Date of Award

Spring 5-28-2022

Document Type

Doctor of Nursing Practice Final Manuscript

Degree Name

Doctor of Nursing Practice



First Advisor

Kathy James, DNSc, APRN, FAAN

Second Advisor

Kevin J Maxwell PhD, DNP, FNP-BC


Purpose: The purpose of this evidence-based practice Doctor of Nursing Practice (DNP) project was to review research-based studies on Nola Pender’s Health Promotion Model for weight loss and implement the evidence. The goal was to increase patient self-efficacy, weight-loss, and health promoting behaviors such as improved nutrition and increased physical activity among obese women in a weight loss clinic.

Background: Obesity leads to an increased risk of heart disease, stroke, type 2 diabetes, cancer, and premature death (CDC, 2020). From 2016 to 2017, 42.4% of people in the United States were obese (2020). Worldwide, over 650 million people were obese in 2016 (World Health Organization, 2020). According to the CDC, only 1 in 10 adults eat the recommended intake of vegetables and only 1 in 4 adults meet physical activity guidelines (CDC, 2021). Research shows that with a balanced diet and health-conscious lifestyle practices, obesity is preventable and reversible. Increased self-efficacy can promote utilization of these practices and increase engagement.

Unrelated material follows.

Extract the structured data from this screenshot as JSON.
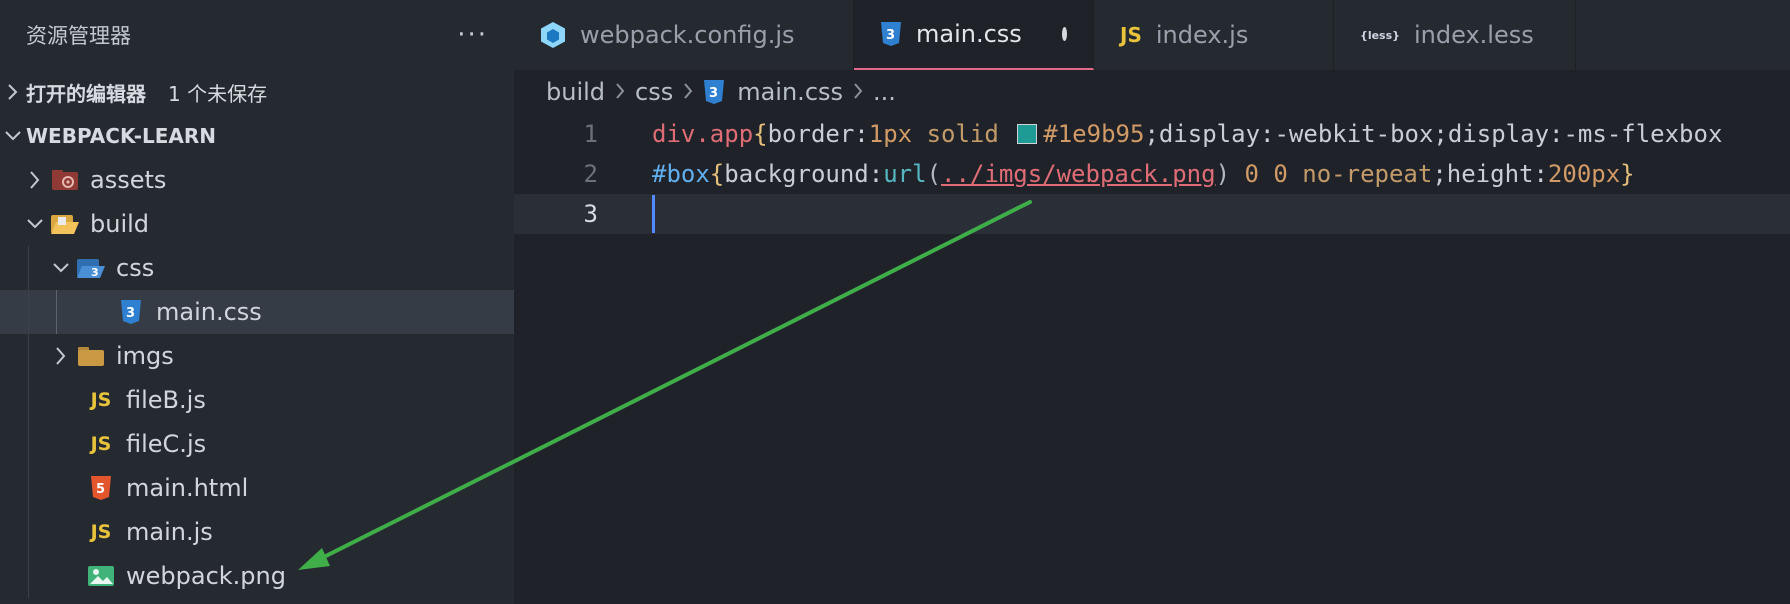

Methods: Nola Pender’s Clinical Assessment for Health Promotion Plan questionnaire was used to assess self-efficacy and perceived barriers affecting participant’s engagement of health promoting behaviors such as improving nutrition and increasing physical activity. Educational materials at the clinic were gathered to create an individualized education plan for the participant. Baseline measurements for weight, abdomen and waist were documented prior to the project. Meetings were conducted weekly over the course of 12 weeks. The participant completed the questionnaire following the completion of the intervention and final measurements were documented.

Results: There was a correlation between increased self-efficacy and increased health promoting behaviors. This was consistent with previous studies which found a significant increase in self-efficacy and health promoting behaviors after receiving individualized education and materials. After the 12-weeks, the participant lost a total of 12 pounds and 4 inches around the waist and abdomen.

Evaluation/Conclusion: Nola Pender’s “Clinical Assessment for Health Promotion Plan” allows providers to understand the variables that may affect a patient’s success at engaging in health promoting behaviors and guide counseling. Additional barriers to health promoting behaviors may be considered such as socioeconomic status and access to resources.